California Pulls Styrofoam Ban

Citing the country's economic conditions, California legislators have tabled Assembly Bill 1358 before it was due for a vote. The bill would have made California the first state to ban Styrofoam food containers.

There are already more than 20 cities in the Golden State that have outlawed Expanded Polystyrene (EPS) food containers. Styrofoam is a trademarked EPS product and is commonly used in take-out containers and coffee cups.

Because it is so light (comprised of 98 percent air) it is easily carried by wind and water currents to all reaches of our planet. Its unsinkable nature makes it a main component of marine debris. Photo:

Because it is so light (comprised of 98 percent air) it is easily carried by wind and water currents to all reaches of our planet. Photo:

Assemblyman Jerry Hill pulled the bill from consideration, fearing a loss of jobs for California EPS manufacturers. The bill also had opposition from industry groups including the American Chemistry Council, the American Forest and Paper Association and the California Restaurant Association.

While EPS is often less expensive than other food containers such as cardboard, it is an end product meaning it can only be recycled into more Styrofoam. Recent research has found that a bacteria found in beetles can break down Styrofoam, but in a landfill it will typically break into smaller pieces instead of decompose.

For food containers, it's difficult to find recycling options in the first place. Cardboard containers that come in contact with oils are generally not recyclable because oil can't be removed during the recycling process. Many programs that accept plastic will only accept it in bottle form, which would restrict non-Styrofoam plastic food containers.

Latest posts by Trey Granger (see all)

  • Tim Dunn

    We make styrofoam products that biodegrade at no great extra cost.

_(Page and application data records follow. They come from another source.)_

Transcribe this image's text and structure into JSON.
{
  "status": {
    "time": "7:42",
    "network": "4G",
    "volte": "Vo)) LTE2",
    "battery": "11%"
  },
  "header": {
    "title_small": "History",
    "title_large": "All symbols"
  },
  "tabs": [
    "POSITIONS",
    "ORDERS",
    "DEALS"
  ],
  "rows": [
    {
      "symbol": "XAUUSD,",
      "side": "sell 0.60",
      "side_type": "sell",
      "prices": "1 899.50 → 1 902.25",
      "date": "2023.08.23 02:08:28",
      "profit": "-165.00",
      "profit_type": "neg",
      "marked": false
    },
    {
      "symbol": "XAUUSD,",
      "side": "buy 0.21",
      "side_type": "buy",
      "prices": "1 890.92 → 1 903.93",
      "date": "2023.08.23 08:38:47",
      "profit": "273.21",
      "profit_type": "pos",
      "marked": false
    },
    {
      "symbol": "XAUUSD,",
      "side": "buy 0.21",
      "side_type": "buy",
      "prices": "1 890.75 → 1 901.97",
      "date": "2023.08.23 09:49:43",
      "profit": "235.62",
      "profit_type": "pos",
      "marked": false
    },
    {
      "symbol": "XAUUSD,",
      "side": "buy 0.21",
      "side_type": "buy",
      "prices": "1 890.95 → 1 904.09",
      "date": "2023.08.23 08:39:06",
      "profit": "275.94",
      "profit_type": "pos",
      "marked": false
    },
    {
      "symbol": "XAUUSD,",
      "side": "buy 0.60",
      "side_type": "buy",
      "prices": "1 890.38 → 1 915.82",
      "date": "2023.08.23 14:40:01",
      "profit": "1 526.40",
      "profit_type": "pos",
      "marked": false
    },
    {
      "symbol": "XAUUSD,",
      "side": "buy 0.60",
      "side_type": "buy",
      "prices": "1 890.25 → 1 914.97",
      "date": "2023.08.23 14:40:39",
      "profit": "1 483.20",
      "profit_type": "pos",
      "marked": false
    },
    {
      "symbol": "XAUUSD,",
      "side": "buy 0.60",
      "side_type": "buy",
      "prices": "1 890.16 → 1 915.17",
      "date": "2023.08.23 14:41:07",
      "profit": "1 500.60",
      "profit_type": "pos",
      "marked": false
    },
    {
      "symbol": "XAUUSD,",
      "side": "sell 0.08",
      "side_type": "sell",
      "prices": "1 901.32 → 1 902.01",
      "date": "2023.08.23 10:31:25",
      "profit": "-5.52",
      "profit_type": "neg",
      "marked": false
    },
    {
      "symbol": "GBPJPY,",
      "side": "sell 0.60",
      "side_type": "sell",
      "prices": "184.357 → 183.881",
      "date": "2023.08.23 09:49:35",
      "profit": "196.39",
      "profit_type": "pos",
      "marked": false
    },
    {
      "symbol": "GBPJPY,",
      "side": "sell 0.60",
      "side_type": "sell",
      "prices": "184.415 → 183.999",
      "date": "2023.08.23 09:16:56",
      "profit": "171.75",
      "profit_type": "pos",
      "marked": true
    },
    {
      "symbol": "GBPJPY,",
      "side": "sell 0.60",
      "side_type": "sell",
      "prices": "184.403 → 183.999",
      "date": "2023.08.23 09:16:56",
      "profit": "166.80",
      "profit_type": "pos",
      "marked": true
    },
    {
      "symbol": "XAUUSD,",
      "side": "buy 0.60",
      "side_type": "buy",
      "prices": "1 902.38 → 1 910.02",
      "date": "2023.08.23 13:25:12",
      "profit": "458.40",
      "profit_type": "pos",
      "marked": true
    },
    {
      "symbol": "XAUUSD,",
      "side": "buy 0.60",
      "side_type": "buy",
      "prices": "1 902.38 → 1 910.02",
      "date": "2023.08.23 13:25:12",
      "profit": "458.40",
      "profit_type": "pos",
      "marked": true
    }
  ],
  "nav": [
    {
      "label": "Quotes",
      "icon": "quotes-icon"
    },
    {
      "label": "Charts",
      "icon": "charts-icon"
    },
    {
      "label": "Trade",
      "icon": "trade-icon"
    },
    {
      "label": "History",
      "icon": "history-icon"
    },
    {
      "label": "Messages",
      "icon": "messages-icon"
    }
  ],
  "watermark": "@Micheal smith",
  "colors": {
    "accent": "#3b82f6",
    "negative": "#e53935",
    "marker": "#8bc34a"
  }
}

We can do this with all of the plastics used in disposable products. Unlike corn based plastics, our products don’t worsen the third world hunger problem. Essentially, the advocates of PLA (corn plastic,) ask that we ignore the world hunger problem, throw away a portion of the petroleum and natural gas that is a byproduct of refining fuel, and pay a great deal more for an inferior plastic. PLA only makes sense if you don’t understand its ramifications. See .